Sand transport is herein defined as the transport of particles with sizes in the range of 0.05 to 2 mm as found in the bed of rivers, estuaries and coastal waters. The two main modes of sand transport are bed-load transport and suspended load transport. The bed-load transport is defined to consist of gliding, rolling and saltating particles in

Related Documents:

Tindal, J. C. Sand Canpany U. S. Silica Company Weed, R. C. White, N. W. & Company Wilson Brothers Sand Company, Inc. 12 Commodity vermiculite sand granite Mines 3 1 1 (crushed stone) vermiculite Commodity sand Commodity sand sand sand shale kaolin-brick sand sand sand granite 13 Mines 1 Mines 2 2 2 1 2 1 1 1 1 (crushed stone) sand/clay kaolin .

5. Foundry Sand: It is obtained from Reclamation Sand process, types of sand used Core Sand, Reclaimed Sand, Raw Black Sand Menon Kagal, Raw Black Sand Vikram Nagar. The Material is brought from "Kolhapur foundry and engineering cluster". They have installed Thermal Sand Reclamation Plant to reclaim used sand.

Bruksanvisning för bilstereo . Bruksanvisning for bilstereo . Instrukcja obsługi samochodowego odtwarzacza stereo . Operating Instructions for Car Stereo . 610-104 . SV . Bruksanvisning i original

10 tips och tricks för att lyckas med ert sap-projekt 20 SAPSANYTT 2/2015 De flesta projektledare känner säkert till Cobb’s paradox. Martin Cobb verkade som CIO för sekretariatet för Treasury Board of Canada 1995 då han ställde frågan

service i Norge och Finland drivs inom ramen för ett enskilt företag (NRK. 1 och Yleisradio), fin ns det i Sverige tre: Ett för tv (Sveriges Television , SVT ), ett för radio (Sveriges Radio , SR ) och ett för utbildnings program (Sveriges Utbildningsradio, UR, vilket till följd av sin begränsade storlek inte återfinns bland de 25 största

Hotell För hotell anges de tre klasserna A/B, C och D. Det betyder att den "normala" standarden C är acceptabel men att motiven för en högre standard är starka. Ljudklass C motsvarar de tidigare normkraven för hotell, ljudklass A/B motsvarar kraven för moderna hotell med hög standard och ljudklass D kan användas vid

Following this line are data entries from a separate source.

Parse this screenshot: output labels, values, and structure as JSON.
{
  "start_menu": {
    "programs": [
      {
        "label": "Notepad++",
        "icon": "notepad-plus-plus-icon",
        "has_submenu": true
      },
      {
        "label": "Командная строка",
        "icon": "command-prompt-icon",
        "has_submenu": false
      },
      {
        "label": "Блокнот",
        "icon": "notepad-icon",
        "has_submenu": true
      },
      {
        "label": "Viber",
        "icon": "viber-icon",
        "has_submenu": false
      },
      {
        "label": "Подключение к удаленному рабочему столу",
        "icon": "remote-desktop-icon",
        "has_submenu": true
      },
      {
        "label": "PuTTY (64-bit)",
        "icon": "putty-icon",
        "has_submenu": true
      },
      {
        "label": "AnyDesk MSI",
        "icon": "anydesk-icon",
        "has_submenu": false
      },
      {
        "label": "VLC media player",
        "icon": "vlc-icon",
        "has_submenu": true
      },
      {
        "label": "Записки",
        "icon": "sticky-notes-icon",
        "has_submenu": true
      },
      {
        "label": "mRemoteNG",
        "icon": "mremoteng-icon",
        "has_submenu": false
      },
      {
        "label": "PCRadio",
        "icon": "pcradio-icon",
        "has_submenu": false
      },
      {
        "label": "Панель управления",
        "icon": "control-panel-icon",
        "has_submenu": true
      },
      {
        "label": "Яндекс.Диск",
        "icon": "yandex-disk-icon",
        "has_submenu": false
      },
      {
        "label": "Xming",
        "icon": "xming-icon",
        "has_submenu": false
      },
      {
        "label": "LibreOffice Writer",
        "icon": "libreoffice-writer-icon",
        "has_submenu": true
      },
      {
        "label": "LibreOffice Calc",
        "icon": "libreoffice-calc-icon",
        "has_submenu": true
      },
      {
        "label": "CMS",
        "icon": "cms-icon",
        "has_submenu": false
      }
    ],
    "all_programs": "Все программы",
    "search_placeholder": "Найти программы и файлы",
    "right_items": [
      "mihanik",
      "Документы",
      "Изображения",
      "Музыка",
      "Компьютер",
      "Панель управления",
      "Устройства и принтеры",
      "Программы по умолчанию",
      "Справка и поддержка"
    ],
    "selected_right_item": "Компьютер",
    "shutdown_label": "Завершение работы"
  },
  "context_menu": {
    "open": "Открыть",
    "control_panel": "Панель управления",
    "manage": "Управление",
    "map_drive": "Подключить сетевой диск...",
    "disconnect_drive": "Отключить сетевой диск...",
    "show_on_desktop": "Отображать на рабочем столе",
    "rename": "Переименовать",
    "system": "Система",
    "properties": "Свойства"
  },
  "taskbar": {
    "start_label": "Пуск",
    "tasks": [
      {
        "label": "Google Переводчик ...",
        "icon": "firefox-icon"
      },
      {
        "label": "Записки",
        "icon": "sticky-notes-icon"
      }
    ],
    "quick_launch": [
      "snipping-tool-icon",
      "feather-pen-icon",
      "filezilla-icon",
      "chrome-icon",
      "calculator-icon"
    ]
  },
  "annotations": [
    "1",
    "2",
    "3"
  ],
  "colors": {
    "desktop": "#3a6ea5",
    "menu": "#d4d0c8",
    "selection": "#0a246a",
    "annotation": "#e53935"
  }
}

LÄS NOGGRANT FÖLJANDE VILLKOR FÖR APPLE DEVELOPER PROGRAM LICENCE . Apple Developer Program License Agreement Syfte Du vill använda Apple-mjukvara (enligt definitionen nedan) för att utveckla en eller flera Applikationer (enligt definitionen nedan) för Apple-märkta produkter. . Applikationer som utvecklas för iOS-produkter, Apple .

Foundry sand is clean, uniformly sized, high-quality silica sand that is bounded to form moulds for ferrous (iron and steel) and non-ferrous (copper, aluminum, brass) metals. Type of foundry sand depends on the casting process in foundries. Foundry sand is generally of two types: Green sand, Chemically bounded sand.